  • Fiscal levers. Stakeholders focused on measures that they felt would improve the financial situations of individual SMEs and thus help position them for growth. Recommendations included lowering the rate of Income Tax; introducing temporary tax exemptions or holidays for new business owners (for example in relation to Corporation Tax); and reducing business rates. Stakeholders working in rural areas also called for subsidised, affordable housing to help alleviate difficulties experienced by rural businesses in recruiting and retaining staff. 
  • Environmental and social planning. Recommendations in this area included measures to promote an evolution of working patterns/culture to create greater ‘space’ for individuals to develop businesses alongside existing employment or personal commitments; and efforts to change attitudes towards ambition and failure so that both are viewed in a less negative light Stakeholders also suggested increased efforts on the part of local authorities and their partner agencies to promote their respective areas and business communities.  
  • Support and advice. Stakeholders felt the support and advice landscape needed to be streamlined, with different agencies working in a more co-ordinated and joined up way. Specific solutions proposed included: creating a national or regional support hubs through which businesses could be triaged to appropriate agencies or forms of support; the development of shared targets and metrics across agencies; support; and the creation of an online support “hub” or an App through which businesses could access support 24 hours a day. There were also suggestions for improvements to the nature of support and advice provided by agencies – in particular, an increased focus on individual/ company-centric support rather than on delivering support ‘products’; and on the promotion of business growth mindsets and ‘softer skills’, such as risk-taking. In terms of financial support, suggestions included lending to businesses that, on the surface, may appear ‘riskier’ but that advisors feel have high ambition and potential; and offering ‘bounce-back’ funding to businesses that fail at their first attempt. 
  • Communication and marketing. Recommendations in this area were predominantly concerned with instilling a greater sense of ambition among current and potential business owners. There was suggestion of a large-scale campaign, involving the use of case studies and/or positive role models to inspire and enable businesses to initiate positive change. A broader suggestion was that the language in communications and marketing must be designed to instil ambition and must be accessible and free of jargon.

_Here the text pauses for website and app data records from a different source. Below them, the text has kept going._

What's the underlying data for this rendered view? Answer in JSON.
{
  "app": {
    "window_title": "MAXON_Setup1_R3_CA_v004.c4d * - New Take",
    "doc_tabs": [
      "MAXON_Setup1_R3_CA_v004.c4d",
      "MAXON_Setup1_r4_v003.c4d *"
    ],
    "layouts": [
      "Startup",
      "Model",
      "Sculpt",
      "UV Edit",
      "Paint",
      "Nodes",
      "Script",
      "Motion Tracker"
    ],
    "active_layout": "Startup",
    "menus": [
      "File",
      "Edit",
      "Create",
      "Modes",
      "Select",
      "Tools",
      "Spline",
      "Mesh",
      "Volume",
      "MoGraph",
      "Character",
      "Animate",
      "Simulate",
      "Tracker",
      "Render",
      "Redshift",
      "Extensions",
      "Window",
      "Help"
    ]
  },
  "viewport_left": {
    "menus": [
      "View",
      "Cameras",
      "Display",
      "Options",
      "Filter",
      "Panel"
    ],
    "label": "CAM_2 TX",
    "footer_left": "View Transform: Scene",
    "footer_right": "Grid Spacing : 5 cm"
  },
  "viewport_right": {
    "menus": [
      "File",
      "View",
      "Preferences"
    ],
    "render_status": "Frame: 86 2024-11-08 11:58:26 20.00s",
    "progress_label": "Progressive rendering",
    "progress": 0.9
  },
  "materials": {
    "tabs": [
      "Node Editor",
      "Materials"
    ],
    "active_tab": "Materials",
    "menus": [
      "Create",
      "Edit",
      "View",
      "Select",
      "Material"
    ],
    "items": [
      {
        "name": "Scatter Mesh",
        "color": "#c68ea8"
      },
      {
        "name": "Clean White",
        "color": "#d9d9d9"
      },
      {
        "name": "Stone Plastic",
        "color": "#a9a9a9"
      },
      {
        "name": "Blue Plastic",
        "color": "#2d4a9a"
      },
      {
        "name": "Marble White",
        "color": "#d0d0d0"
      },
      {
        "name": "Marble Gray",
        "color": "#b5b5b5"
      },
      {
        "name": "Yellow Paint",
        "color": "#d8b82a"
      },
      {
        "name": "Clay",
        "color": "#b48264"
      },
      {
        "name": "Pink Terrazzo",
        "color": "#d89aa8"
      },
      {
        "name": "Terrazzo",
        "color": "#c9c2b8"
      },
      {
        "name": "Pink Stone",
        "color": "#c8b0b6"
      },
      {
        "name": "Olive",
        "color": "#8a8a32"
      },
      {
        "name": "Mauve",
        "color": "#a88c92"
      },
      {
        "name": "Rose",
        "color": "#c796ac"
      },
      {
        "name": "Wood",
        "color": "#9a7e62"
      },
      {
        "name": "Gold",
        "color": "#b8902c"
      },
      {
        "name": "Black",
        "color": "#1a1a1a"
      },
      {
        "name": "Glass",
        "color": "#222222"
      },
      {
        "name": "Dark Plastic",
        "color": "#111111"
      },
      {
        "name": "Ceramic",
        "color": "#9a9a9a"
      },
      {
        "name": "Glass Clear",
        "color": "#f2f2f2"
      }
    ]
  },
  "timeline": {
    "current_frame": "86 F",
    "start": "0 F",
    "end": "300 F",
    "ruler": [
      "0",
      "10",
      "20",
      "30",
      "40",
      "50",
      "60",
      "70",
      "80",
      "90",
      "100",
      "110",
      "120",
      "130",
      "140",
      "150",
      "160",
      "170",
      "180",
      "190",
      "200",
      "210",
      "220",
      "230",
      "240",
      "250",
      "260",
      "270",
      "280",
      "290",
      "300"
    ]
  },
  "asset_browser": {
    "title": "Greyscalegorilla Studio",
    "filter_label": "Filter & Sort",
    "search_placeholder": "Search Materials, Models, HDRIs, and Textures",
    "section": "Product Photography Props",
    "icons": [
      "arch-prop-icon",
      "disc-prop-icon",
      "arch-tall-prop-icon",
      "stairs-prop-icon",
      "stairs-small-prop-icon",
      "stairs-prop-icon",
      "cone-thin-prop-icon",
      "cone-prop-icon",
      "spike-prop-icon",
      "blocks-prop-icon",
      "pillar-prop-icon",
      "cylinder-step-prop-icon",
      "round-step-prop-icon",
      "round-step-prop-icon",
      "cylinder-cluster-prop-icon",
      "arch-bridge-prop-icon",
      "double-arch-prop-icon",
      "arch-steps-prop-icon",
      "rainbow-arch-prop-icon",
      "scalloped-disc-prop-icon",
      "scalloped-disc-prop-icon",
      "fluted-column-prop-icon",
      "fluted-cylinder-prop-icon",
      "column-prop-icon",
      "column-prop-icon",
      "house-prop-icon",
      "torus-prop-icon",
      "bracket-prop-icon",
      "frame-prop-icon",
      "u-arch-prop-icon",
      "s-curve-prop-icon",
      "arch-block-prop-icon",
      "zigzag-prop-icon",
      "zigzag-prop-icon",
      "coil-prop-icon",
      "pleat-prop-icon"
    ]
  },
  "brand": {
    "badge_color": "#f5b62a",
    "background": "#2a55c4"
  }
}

Stakeholders also highlighted the importance of ensuring that the language was consistent across the ecosystem.

Contact

Email: EIDEEBSPEnquiries@gov.scot